■ Task prompt ■
The answer must be every line of the records below that holds the word "true".

■ Records shown ■
_ _ _ _ _

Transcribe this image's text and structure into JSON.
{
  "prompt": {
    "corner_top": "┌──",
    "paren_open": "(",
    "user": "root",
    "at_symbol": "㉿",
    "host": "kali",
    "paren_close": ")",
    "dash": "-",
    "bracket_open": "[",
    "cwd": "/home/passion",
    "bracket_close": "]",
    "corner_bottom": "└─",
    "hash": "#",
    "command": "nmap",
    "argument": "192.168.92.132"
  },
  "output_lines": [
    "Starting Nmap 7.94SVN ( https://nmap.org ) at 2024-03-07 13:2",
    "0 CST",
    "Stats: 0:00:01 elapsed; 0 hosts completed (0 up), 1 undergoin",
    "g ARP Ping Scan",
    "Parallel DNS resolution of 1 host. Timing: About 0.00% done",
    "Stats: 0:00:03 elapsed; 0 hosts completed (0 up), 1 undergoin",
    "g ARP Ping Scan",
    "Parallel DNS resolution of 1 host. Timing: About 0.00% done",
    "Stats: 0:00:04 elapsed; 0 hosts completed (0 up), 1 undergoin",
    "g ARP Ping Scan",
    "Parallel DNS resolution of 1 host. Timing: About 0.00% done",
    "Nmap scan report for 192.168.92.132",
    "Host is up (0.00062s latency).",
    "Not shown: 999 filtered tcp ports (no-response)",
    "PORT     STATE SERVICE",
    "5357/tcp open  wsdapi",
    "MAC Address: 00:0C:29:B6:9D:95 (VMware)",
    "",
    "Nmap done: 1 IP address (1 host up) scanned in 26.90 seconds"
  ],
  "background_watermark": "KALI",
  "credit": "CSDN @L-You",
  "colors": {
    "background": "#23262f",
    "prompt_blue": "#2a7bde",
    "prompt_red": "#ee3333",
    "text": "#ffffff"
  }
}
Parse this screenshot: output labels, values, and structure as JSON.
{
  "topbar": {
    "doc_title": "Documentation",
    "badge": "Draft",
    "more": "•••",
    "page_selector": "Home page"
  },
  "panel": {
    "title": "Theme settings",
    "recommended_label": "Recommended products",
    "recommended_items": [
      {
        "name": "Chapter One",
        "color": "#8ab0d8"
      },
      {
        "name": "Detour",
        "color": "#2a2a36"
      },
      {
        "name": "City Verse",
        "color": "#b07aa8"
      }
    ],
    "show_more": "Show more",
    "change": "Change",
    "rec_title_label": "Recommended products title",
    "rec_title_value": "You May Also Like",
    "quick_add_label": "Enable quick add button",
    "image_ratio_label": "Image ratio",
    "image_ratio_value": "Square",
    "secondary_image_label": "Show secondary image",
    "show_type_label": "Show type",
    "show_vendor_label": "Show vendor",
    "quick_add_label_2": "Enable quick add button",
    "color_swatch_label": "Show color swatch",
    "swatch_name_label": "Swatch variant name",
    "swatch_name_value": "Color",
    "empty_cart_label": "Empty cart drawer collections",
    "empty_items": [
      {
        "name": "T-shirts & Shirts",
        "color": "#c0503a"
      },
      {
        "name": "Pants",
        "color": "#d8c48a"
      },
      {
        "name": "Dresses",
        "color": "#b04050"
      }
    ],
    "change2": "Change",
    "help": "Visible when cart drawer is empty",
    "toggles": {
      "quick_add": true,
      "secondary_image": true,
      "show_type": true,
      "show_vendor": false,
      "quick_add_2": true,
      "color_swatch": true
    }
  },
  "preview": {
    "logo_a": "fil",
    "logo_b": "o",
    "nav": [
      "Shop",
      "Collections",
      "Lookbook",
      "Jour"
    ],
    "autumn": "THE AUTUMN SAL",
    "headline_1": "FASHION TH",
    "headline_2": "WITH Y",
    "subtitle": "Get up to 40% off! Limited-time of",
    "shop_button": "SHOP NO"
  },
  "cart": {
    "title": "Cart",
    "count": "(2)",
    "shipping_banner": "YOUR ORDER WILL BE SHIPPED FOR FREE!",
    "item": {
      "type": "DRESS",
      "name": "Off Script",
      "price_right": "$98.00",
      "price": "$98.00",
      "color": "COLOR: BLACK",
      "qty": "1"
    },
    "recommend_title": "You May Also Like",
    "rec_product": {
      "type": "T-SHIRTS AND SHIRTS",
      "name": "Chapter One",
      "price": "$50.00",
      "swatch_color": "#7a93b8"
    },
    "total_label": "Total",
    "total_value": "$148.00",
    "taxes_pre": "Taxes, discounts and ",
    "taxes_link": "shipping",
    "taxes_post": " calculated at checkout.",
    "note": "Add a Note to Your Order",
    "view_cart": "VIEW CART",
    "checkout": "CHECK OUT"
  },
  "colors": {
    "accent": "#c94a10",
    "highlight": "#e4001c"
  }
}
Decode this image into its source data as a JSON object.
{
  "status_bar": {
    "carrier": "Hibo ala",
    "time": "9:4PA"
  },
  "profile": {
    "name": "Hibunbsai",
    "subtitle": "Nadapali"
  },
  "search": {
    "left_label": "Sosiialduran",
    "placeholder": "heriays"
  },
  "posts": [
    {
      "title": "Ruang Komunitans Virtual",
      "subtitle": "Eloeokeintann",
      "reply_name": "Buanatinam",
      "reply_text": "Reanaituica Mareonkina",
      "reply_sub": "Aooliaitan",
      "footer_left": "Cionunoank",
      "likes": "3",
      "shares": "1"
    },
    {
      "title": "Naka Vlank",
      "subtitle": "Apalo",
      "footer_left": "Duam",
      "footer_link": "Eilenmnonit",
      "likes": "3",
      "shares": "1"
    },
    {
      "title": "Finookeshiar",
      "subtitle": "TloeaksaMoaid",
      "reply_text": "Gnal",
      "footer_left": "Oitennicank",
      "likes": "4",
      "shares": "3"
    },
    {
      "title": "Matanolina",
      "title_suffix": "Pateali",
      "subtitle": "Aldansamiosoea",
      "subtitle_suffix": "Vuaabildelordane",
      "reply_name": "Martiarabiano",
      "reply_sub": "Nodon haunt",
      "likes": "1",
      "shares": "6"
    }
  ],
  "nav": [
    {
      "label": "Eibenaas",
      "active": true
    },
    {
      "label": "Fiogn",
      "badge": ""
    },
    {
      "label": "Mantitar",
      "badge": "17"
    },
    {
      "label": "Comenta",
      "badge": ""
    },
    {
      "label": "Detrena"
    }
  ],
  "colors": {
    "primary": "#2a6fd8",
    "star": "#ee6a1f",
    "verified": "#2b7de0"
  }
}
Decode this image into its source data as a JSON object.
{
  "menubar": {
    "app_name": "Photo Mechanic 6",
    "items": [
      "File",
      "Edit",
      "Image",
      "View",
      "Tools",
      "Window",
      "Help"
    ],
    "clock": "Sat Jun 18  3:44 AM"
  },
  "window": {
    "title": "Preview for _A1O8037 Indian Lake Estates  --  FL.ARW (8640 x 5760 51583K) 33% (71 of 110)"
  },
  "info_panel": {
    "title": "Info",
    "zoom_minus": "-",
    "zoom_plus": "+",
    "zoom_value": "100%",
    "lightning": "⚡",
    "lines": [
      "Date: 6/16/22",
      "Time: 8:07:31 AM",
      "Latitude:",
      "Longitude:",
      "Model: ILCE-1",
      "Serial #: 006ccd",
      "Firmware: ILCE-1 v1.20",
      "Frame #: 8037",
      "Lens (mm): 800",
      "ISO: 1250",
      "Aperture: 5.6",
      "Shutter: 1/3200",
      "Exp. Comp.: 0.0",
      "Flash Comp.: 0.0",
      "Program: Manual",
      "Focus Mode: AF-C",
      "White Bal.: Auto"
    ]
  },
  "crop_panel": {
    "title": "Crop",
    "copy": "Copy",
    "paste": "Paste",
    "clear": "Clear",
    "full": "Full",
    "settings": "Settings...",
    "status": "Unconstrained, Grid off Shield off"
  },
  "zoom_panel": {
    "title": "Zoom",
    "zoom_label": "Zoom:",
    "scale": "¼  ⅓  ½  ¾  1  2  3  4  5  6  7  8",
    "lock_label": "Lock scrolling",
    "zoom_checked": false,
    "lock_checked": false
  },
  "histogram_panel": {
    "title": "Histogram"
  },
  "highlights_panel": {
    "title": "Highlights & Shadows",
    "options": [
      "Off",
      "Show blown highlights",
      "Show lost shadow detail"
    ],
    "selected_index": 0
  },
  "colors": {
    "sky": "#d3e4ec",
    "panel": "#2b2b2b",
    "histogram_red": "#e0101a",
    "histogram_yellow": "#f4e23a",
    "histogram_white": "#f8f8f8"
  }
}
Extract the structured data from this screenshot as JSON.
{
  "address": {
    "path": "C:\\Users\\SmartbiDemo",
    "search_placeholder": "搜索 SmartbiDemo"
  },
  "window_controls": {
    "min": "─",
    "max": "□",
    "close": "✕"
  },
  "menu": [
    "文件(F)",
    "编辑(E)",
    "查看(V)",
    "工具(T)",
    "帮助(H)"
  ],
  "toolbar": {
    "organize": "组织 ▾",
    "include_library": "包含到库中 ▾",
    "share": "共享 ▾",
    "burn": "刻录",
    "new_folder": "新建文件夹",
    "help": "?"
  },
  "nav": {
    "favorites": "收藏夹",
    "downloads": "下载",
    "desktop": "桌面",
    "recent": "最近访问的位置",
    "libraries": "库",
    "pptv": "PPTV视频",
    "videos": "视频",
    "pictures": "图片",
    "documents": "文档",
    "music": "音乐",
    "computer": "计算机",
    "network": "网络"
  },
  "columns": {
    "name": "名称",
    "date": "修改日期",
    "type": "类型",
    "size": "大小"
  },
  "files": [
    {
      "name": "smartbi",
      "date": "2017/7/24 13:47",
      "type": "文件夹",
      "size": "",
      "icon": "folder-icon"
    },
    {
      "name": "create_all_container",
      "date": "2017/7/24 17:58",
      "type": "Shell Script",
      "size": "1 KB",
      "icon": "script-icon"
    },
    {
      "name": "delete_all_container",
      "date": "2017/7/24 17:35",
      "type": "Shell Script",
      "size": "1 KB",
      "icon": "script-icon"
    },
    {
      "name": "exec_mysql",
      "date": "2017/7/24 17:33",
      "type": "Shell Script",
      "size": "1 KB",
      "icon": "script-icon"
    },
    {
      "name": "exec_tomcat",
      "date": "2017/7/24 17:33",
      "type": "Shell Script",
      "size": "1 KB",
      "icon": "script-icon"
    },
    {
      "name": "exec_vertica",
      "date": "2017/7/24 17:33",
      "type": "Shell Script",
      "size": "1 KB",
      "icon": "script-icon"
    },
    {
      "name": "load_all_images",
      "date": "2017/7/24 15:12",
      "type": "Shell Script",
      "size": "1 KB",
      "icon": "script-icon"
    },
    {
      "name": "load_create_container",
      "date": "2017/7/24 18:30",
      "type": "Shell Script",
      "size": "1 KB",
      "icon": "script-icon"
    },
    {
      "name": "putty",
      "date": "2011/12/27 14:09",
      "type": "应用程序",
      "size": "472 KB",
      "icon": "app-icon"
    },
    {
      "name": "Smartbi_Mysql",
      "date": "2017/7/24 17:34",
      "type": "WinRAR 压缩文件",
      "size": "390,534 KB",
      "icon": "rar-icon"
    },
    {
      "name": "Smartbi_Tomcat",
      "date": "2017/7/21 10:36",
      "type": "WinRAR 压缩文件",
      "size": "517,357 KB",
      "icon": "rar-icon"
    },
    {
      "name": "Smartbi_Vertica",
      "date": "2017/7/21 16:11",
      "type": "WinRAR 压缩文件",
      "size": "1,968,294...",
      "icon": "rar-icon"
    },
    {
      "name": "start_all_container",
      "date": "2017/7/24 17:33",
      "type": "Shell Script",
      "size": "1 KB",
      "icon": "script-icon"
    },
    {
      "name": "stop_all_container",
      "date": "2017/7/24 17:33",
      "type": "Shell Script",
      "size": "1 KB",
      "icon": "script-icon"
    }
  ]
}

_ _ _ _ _

■ Output of the task ■
      "quick_add": true,
      "secondary_image": true,
      "show_type": true,
      "quick_add_2": true,
      "color_swatch": true
      "active": true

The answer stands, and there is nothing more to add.